We move the 300, and rapid prone. The sun is now out, and on the face of the targets. I estimated that there was about a minute of wind from the left. Now I have to decide if I was low Monday because of the light, or because "It's Perry." I decide it was mostly the light, so I just use my normal zero. I shoot a nice tight little group about a minute out at 3 O'Clock, because I never actually put the wind on the rifle. I still managed a 93.
We move on to 600 prone, and holy fuck, we got the wind something terrible. It was a switching, gusty 5-10 mph wind. It just pushed me all over the target, and I didn't have the confidence to chase the spotter. I would shoot a 7, not change the sights and shoot another one right next to it. I'd finally change the sites, and the wind would change direction, which I would discover when the next shot was a 7 out the other side. Tuesday night, we drank. Not much, but enough.

Wednesday: Hearst Doubles

It's a fine morning. We are sharing the firing point with Team Remington. I'm partnered Jason, and we are both a little hung over. I start by shooting two 7s. It's going to be a lovely day. After that, I start to get my groove on, and end with an 88. Not bad, considering I started with two 7s. And hey, my aperture didn't fall out.
By the time we get back to 300, our hangovers are gone. I'm ready for 300 rapids, and the targets are backlit, but it's not overcast. I take a wild guess and come up a minute. I'm in there, and come away with a 99. Not. Fucking. Bad.
Before we shoot at 600, I score for Team Remington, so I get to look through the scope for 23 minutes watching the mirage while listening to them discuss what it means. This is the best wind reading lesson ever. By the time it's our turn to shoot, I not only have a good starting wind call, but a good idea on how to read the changes through the scope. Plus, the wind is being kind to us. There was one 7 that I knew was bad as soon as I sent it, but everything else was 9s and 10s. I was actually seeing that I was stacking them up on the right side of the 10 ring, and came left a quarter to correct. It was awesome.  I ended up with a 93, for a total of 280. Our team finished 101st.  If I'd shot these scores in prone on Monday, I would have made the President's 100.

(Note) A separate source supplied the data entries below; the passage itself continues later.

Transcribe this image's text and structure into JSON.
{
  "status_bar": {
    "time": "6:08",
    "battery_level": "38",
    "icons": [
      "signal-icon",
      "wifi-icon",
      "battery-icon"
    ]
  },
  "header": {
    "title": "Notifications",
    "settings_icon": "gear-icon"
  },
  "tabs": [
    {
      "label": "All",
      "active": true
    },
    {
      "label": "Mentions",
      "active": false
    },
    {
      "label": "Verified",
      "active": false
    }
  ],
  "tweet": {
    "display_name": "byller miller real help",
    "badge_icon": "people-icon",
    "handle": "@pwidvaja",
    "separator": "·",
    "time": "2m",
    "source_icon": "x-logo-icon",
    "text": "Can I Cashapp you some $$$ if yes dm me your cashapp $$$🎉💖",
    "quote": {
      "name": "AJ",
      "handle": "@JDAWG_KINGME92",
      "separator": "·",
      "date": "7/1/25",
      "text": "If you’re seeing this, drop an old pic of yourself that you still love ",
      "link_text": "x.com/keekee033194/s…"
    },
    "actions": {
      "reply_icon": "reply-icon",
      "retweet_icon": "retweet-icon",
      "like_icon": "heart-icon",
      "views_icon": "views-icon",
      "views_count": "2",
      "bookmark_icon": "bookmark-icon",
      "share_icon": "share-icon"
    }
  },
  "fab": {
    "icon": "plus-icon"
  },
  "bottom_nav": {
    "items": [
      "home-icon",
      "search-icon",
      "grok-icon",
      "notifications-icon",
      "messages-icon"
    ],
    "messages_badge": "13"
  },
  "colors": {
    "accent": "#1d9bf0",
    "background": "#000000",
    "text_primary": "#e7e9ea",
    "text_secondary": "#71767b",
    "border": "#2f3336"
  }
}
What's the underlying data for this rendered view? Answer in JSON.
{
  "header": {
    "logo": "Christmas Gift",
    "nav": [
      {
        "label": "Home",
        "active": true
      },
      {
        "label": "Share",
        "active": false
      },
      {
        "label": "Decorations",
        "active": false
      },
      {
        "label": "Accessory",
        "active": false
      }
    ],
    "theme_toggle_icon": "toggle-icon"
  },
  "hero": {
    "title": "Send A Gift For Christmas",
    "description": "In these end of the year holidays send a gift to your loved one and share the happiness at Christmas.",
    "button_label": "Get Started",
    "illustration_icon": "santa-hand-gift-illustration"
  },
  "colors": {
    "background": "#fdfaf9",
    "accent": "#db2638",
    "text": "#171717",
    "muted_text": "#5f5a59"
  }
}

President's 100
300 Prone
600 Prone
Elevation 1.5 minutes low due to overcast / back-lit targets
The wind something terrible
85 - 1
88 - 3
93 - 2
162 - 1
428 - 7
10,10,10,9,10 - aperture falls out. D'oh
1 saved round. In other words, one more squeeze would have made that a 97 or 98.
Got the elevation. Failed to add wind.
OMG, the wind.
Hearst Doubles
88 - 2
99 - 4
93 - 1
280 - 7
Notes . top 28%
Hungover. Started with a pair of 7s, then things started coming together.
Good coaching and wind call. Added a min of elevation for backlit target
Bam! Watching Nate and team Remington call wind was very helpful. Calling wind for my partner helped me. 
Nice score. Quite happy. Take best ball standing from p100, and I'm in the P100 with a 285.